‘Our operational team progressively attends to the maintenance and refurbishing of the older infrastructure and equipment. This is, in addition, to gradually adding new technology and upgrading plant capacity between now and 2026,’ said Councillor Siseko Mbandezi, acting Mayoral Committee Member for Water and Sanitation.

Potsdam Upgrade

Potsdam WWTW is benefiting from a R5-billion capacity upgrade from treating 47 million litres of wastewater per day to 100 million litres per day.

The City is currently upgrading the Potsdam WWTW to increase its capacity to accommodate the urban growth in the area. Cutting-edge membrane technology is also being added to ensure high wastewater treatment standards.

Potsdam WWTW falls within the Diep River catchment. This is one of the largest catchments in the city at over 1 500 km2 in size, half of which falls outside of the metro boundaries in the Swartland.

The Phase 1 demolition on the property is already complete. The project is currently at the end of the procurement phase, with mechanical and civil tenders awarded to contractors subject to a 21-day appeal period, the Section 33 process being completed and Council budget approval.

A Section 33 process is required for projects exceeding three years, including a public participation process. It will require Council approval before entering into a contract with a service provider.

Currently, the project is split into two components:

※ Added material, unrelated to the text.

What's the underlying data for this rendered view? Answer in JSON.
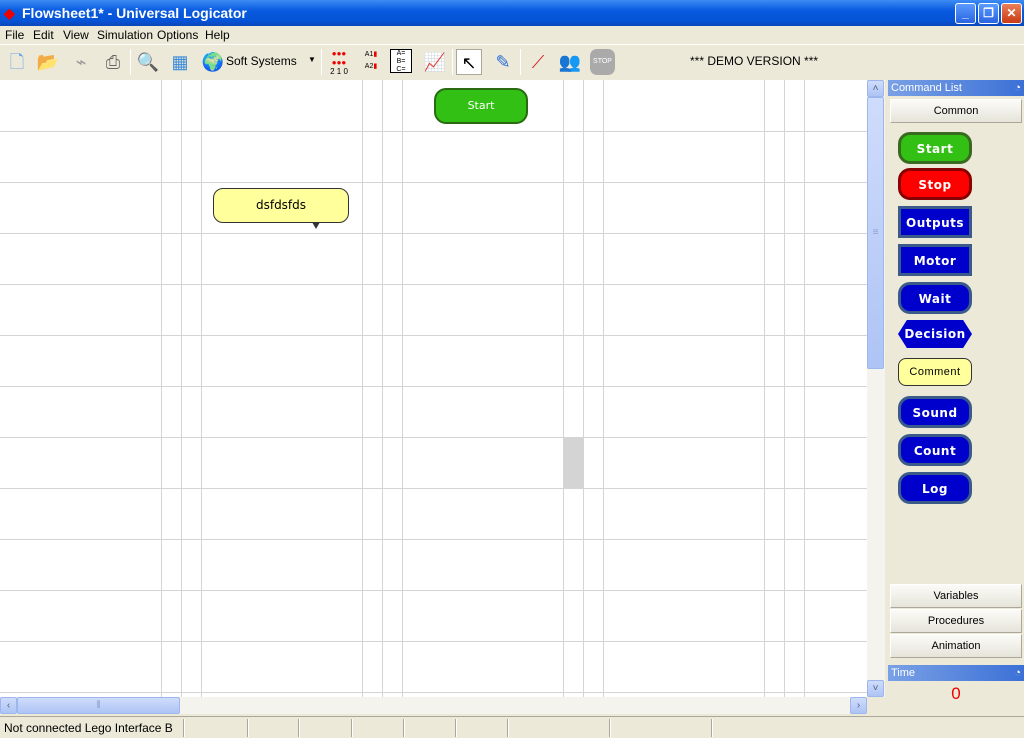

1. Mechanical and electrical tender:

This tender is for the design, supply, installation and commissioning of mechanical and electrical infrastructure to upgrade and expand Potsdam WWTW.

2. Civil tender:

This tender is for the civil construction of infrastructure and buildings to upgrade and expand Potsdam WWTW, including demolition works.

The City’s Bid Adjudication Committee has approved the award of both the civil and mechanical and electrical tenders for the Potsdam upgrade subject to the completion of a Section 33 process (construction greater than a three-year period) and Council budget approvals.

Community meeting

The public is invited to attend the second quarterly meeting, where the City will provide an update on the condition of Milnerton Lagoon and current interventions to help improve its water quality.

Date: Wednesday, 30 November 2022
Time: 18:30 to 21:00
Venue: Leibrand van Niekerk Community Hall in Table View

Should there be any changes to these details, this will be communicated.

Source: City Of Cape Town

Recent Posts